* **Task objective**: Return the lines below that carry the word "date".

* **Data**:
********************

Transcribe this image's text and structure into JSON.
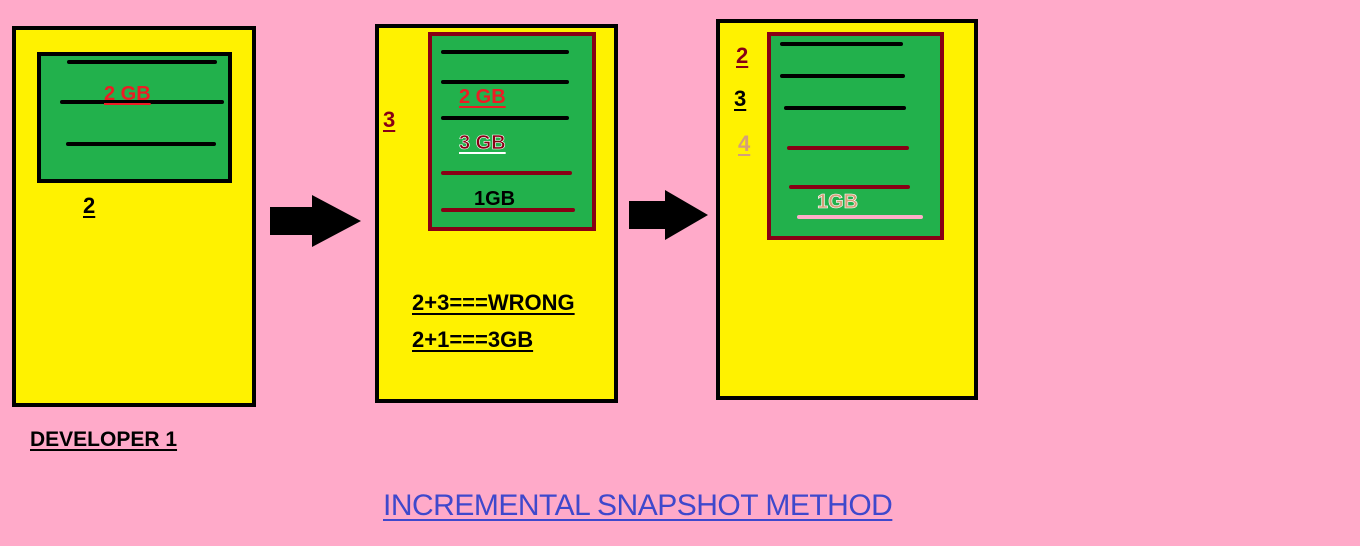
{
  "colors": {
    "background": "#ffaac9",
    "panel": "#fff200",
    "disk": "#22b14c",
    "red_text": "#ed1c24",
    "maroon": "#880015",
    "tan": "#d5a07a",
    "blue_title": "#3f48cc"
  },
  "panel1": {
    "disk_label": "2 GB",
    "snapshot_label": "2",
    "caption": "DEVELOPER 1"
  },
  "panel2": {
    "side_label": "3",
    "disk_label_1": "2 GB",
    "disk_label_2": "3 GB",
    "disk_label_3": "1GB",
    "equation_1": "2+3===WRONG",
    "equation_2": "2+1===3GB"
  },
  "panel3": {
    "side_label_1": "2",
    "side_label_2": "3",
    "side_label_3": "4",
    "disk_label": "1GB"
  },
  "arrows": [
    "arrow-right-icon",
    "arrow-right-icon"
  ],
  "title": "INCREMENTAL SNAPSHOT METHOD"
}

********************

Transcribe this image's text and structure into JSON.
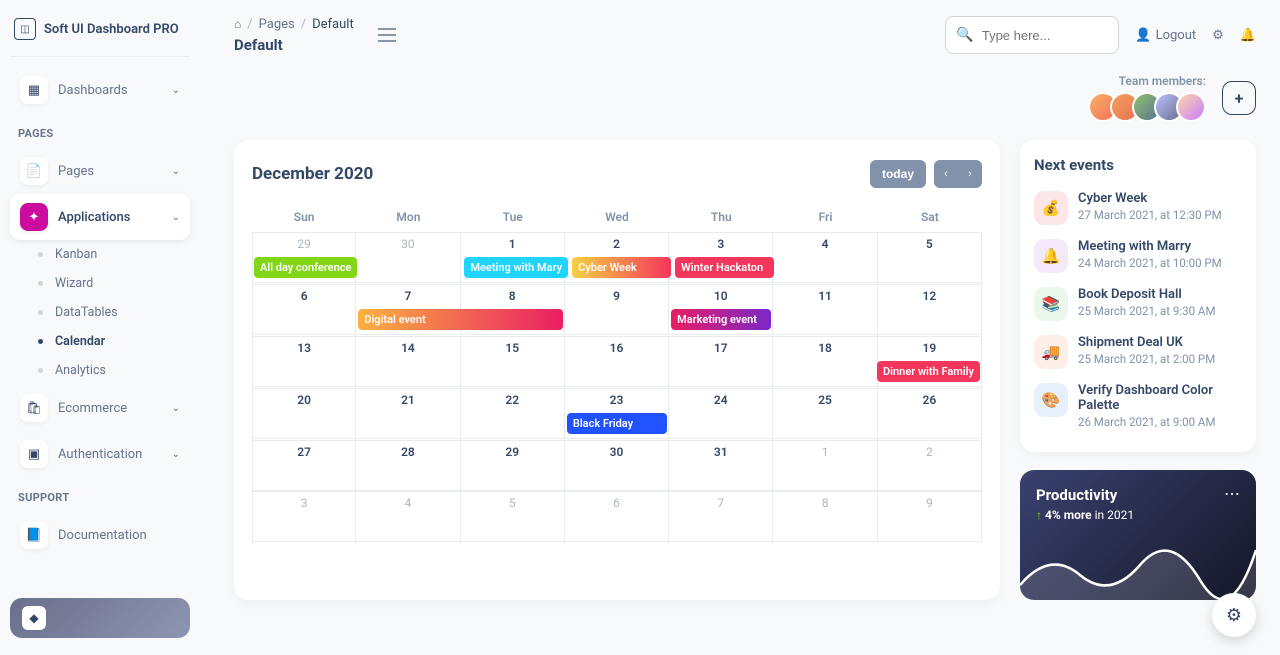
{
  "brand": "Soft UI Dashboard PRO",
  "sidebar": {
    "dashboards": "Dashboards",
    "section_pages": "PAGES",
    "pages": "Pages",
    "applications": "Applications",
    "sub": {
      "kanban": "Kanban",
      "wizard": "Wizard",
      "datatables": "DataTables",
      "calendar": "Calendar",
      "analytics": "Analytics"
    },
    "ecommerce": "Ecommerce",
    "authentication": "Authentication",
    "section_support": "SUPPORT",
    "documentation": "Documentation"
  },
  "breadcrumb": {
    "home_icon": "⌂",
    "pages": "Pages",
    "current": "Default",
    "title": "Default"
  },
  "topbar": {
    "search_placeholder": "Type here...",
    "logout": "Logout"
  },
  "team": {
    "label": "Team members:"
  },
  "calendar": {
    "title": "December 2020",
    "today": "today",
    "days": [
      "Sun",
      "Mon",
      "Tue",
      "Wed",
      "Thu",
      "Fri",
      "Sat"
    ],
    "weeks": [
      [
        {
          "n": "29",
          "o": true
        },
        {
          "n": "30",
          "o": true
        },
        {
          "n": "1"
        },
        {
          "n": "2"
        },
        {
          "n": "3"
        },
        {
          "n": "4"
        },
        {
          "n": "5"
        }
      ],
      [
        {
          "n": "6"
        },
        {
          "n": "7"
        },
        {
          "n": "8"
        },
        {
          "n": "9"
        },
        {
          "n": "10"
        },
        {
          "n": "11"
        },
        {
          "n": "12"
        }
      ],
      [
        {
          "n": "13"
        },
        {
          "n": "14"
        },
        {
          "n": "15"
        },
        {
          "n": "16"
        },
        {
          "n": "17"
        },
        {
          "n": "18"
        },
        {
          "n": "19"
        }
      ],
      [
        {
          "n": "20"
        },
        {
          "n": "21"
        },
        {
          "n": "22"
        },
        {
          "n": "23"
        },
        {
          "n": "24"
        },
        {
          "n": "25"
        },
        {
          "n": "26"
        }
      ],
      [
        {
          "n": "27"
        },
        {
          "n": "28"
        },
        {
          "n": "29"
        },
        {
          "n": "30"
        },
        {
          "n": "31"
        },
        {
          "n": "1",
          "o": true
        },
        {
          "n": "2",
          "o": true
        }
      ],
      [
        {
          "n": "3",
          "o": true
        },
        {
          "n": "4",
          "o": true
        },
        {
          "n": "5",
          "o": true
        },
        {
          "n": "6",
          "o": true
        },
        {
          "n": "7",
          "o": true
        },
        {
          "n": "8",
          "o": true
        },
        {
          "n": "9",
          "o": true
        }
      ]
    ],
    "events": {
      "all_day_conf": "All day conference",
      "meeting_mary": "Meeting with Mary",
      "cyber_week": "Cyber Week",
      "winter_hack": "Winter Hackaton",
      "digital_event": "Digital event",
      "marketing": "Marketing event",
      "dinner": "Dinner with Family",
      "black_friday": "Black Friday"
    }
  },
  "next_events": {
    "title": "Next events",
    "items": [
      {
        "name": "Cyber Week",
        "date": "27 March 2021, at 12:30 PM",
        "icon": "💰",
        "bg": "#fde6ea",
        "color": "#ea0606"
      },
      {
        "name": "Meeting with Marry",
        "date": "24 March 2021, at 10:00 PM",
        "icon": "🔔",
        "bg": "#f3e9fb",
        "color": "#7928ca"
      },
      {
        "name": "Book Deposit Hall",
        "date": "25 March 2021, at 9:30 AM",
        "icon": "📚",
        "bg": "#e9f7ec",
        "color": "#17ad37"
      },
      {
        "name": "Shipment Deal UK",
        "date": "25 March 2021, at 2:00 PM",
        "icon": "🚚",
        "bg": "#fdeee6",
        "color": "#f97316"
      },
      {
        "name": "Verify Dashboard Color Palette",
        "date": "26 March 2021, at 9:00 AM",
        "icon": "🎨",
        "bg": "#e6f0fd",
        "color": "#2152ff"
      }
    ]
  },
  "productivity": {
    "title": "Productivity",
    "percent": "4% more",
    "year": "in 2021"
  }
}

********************

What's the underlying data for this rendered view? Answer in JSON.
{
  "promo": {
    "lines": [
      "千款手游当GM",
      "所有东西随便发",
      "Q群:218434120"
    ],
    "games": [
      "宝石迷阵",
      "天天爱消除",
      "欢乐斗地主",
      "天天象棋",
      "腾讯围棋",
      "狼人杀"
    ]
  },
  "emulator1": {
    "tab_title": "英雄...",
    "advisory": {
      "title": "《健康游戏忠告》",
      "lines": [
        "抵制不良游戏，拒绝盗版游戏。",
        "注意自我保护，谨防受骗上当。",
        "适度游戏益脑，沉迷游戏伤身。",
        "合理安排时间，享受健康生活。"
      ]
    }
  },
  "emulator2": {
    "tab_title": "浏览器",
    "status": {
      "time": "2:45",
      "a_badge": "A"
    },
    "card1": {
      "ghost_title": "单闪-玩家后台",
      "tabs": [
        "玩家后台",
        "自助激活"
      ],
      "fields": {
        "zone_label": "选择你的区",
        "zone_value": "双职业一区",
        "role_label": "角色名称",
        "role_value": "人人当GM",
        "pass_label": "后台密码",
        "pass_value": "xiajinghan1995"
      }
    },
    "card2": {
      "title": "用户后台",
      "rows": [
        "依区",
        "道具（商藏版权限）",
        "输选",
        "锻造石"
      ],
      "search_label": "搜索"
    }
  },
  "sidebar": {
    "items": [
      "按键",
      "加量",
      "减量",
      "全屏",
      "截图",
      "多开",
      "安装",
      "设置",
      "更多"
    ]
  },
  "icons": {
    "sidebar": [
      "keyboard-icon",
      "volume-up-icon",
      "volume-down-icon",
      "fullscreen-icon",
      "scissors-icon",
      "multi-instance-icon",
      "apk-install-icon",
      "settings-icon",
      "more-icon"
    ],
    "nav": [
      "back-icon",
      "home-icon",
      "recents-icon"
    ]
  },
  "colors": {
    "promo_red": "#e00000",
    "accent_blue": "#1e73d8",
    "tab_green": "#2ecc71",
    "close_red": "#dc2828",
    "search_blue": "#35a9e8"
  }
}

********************

* **Exercise output**:
        "date": "27 March 2021, at 12:30 PM",
        "date": "24 March 2021, at 10:00 PM",
        "date": "25 March 2021, at 9:30 AM",
        "date": "25 March 2021, at 2:00 PM",
        "date": "26 March 2021, at 9:00 AM",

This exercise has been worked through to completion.